LinkedIn's Dan Nye Speaks!
The rumors have been a-flyin’ recently about the reported talks between LinkedIn and News Corp.
Billing itself as the “professional” social network, the serious cousin to the party-hearty twins of MySpace and Facebook, the LinkedIn service is squarely aimed at those with a task in mind from networking to recruiting to career advancement.
In many ways, it is trying to be a business classified service with online presence and connection elements woven in. LinkedIn execs, in fact, throw around the term, “productivity tool,” much in the same way Facebook likes to talk about the joys of “SuperPoking” (by the way, not so joyful to adults).
With 16 million users from all sorts of sectors and spread out globally, LinkedIn getting a look-see by News Corp. makes a lot of sense. It just bought Dow Jones (owner of this site) and its flagship business newspaper The Wall Street Journal, and owns many newspapers, all of which need an online answer to the diminishing print employment-classified business.
In any case, I talked to newly installed LinkedIn CEO Dan Nye recently (before the recent rumors) about the company:
(I still am having problems with the Brightcove player, so I uploaded the video to YouTube.)
Better still, LinkedIn–which was founded by serial entrepreneur Reid Hoffman–actually makes some money on its premium services and listings, with revenues of $10 million in 2006. Company execs predict that revenue will grow to $75 million to $100 million next year.
That’s pocket change to a giant like News Corp., of course, although figures floated for the deal top $1 billion–a lofty number whose floaters are probably its investors looking to cash in.
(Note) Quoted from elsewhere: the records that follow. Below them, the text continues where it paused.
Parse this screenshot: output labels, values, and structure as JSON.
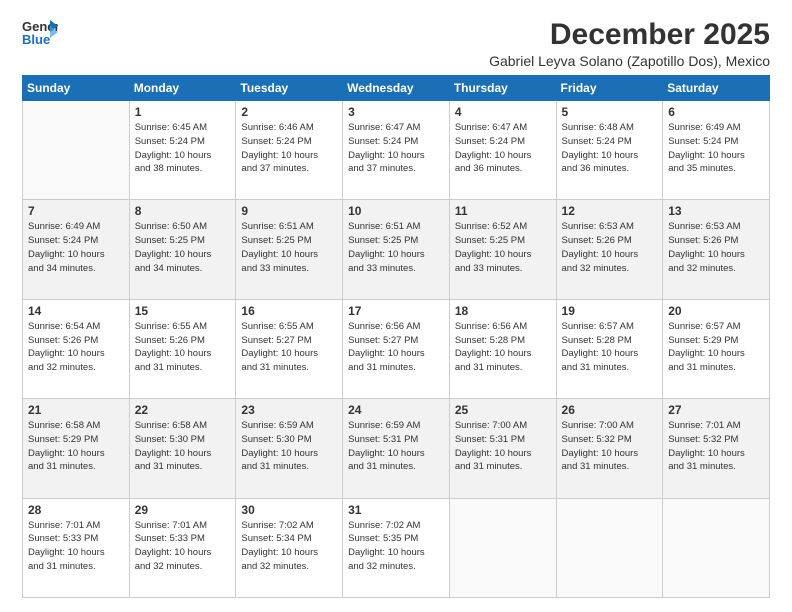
{
  "logo": {
    "line1": "General",
    "line2": "Blue"
  },
  "title": "December 2025",
  "subtitle": "Gabriel Leyva Solano (Zapotillo Dos), Mexico",
  "days_header": [
    "Sunday",
    "Monday",
    "Tuesday",
    "Wednesday",
    "Thursday",
    "Friday",
    "Saturday"
  ],
  "weeks": [
    [
      {
        "num": "",
        "info": ""
      },
      {
        "num": "1",
        "info": "Sunrise: 6:45 AM\nSunset: 5:24 PM\nDaylight: 10 hours\nand 38 minutes."
      },
      {
        "num": "2",
        "info": "Sunrise: 6:46 AM\nSunset: 5:24 PM\nDaylight: 10 hours\nand 37 minutes."
      },
      {
        "num": "3",
        "info": "Sunrise: 6:47 AM\nSunset: 5:24 PM\nDaylight: 10 hours\nand 37 minutes."
      },
      {
        "num": "4",
        "info": "Sunrise: 6:47 AM\nSunset: 5:24 PM\nDaylight: 10 hours\nand 36 minutes."
      },
      {
        "num": "5",
        "info": "Sunrise: 6:48 AM\nSunset: 5:24 PM\nDaylight: 10 hours\nand 36 minutes."
      },
      {
        "num": "6",
        "info": "Sunrise: 6:49 AM\nSunset: 5:24 PM\nDaylight: 10 hours\nand 35 minutes."
      }
    ],
    [
      {
        "num": "7",
        "info": "Sunrise: 6:49 AM\nSunset: 5:24 PM\nDaylight: 10 hours\nand 34 minutes."
      },
      {
        "num": "8",
        "info": "Sunrise: 6:50 AM\nSunset: 5:25 PM\nDaylight: 10 hours\nand 34 minutes."
      },
      {
        "num": "9",
        "info": "Sunrise: 6:51 AM\nSunset: 5:25 PM\nDaylight: 10 hours\nand 33 minutes."
      },
      {
        "num": "10",
        "info": "Sunrise: 6:51 AM\nSunset: 5:25 PM\nDaylight: 10 hours\nand 33 minutes."
      },
      {
        "num": "11",
        "info": "Sunrise: 6:52 AM\nSunset: 5:25 PM\nDaylight: 10 hours\nand 33 minutes."
      },
      {
        "num": "12",
        "info": "Sunrise: 6:53 AM\nSunset: 5:26 PM\nDaylight: 10 hours\nand 32 minutes."
      },
      {
        "num": "13",
        "info": "Sunrise: 6:53 AM\nSunset: 5:26 PM\nDaylight: 10 hours\nand 32 minutes."
      }
    ],
    [
      {
        "num": "14",
        "info": "Sunrise: 6:54 AM\nSunset: 5:26 PM\nDaylight: 10 hours\nand 32 minutes."
      },
      {
        "num": "15",
        "info": "Sunrise: 6:55 AM\nSunset: 5:26 PM\nDaylight: 10 hours\nand 31 minutes."
      },
      {
        "num": "16",
        "info": "Sunrise: 6:55 AM\nSunset: 5:27 PM\nDaylight: 10 hours\nand 31 minutes."
      },
      {
        "num": "17",
        "info": "Sunrise: 6:56 AM\nSunset: 5:27 PM\nDaylight: 10 hours\nand 31 minutes."
      },
      {
        "num": "18",
        "info": "Sunrise: 6:56 AM\nSunset: 5:28 PM\nDaylight: 10 hours\nand 31 minutes."
      },
      {
        "num": "19",
        "info": "Sunrise: 6:57 AM\nSunset: 5:28 PM\nDaylight: 10 hours\nand 31 minutes."
      },
      {
        "num": "20",
        "info": "Sunrise: 6:57 AM\nSunset: 5:29 PM\nDaylight: 10 hours\nand 31 minutes."
      }
    ],
    [
      {
        "num": "21",
        "info": "Sunrise: 6:58 AM\nSunset: 5:29 PM\nDaylight: 10 hours\nand 31 minutes."
      },
      {
        "num": "22",
        "info": "Sunrise: 6:58 AM\nSunset: 5:30 PM\nDaylight: 10 hours\nand 31 minutes."
      },
      {
        "num": "23",
        "info": "Sunrise: 6:59 AM\nSunset: 5:30 PM\nDaylight: 10 hours\nand 31 minutes."
      },
      {
        "num": "24",
        "info": "Sunrise: 6:59 AM\nSunset: 5:31 PM\nDaylight: 10 hours\nand 31 minutes."
      },
      {
        "num": "25",
        "info": "Sunrise: 7:00 AM\nSunset: 5:31 PM\nDaylight: 10 hours\nand 31 minutes."
      },
      {
        "num": "26",
        "info": "Sunrise: 7:00 AM\nSunset: 5:32 PM\nDaylight: 10 hours\nand 31 minutes."
      },
      {
        "num": "27",
        "info": "Sunrise: 7:01 AM\nSunset: 5:32 PM\nDaylight: 10 hours\nand 31 minutes."
      }
    ],
    [
      {
        "num": "28",
        "info": "Sunrise: 7:01 AM\nSunset: 5:33 PM\nDaylight: 10 hours\nand 31 minutes."
      },
      {
        "num": "29",
        "info": "Sunrise: 7:01 AM\nSunset: 5:33 PM\nDaylight: 10 hours\nand 32 minutes."
      },
      {
        "num": "30",
        "info": "Sunrise: 7:02 AM\nSunset: 5:34 PM\nDaylight: 10 hours\nand 32 minutes."
      },
      {
        "num": "31",
        "info": "Sunrise: 7:02 AM\nSunset: 5:35 PM\nDaylight: 10 hours\nand 32 minutes."
      },
      {
        "num": "",
        "info": ""
      },
      {
        "num": "",
        "info": ""
      },
      {
        "num": "",
        "info": ""
      }
    ]
  ]
}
That might be too pricey for News Corp., whose efforts in the arena are apparently being led by Executive Vice President Jeremy Philips. It has also looked at similar companies like Germany’s Xing (before the News Corp. purchase, Dow Jones was also reportedly eyeing Xing) and other such sites.
In addition, Hoffman and others at LinkedIn have talked about an IPO.
That possibility and any acquisition remains to be seen. LinkedIn Nye, who took over from Hoffman recently (the founder remains the company’s chairman), seems pretty confident.
In a piece published yesterday, Nye told Fortune’s Adam Lashinsky that it would take “a helluva lot” to get LinkedIn off the independent path. Well, we’ll see what a helluva weighs, I guess.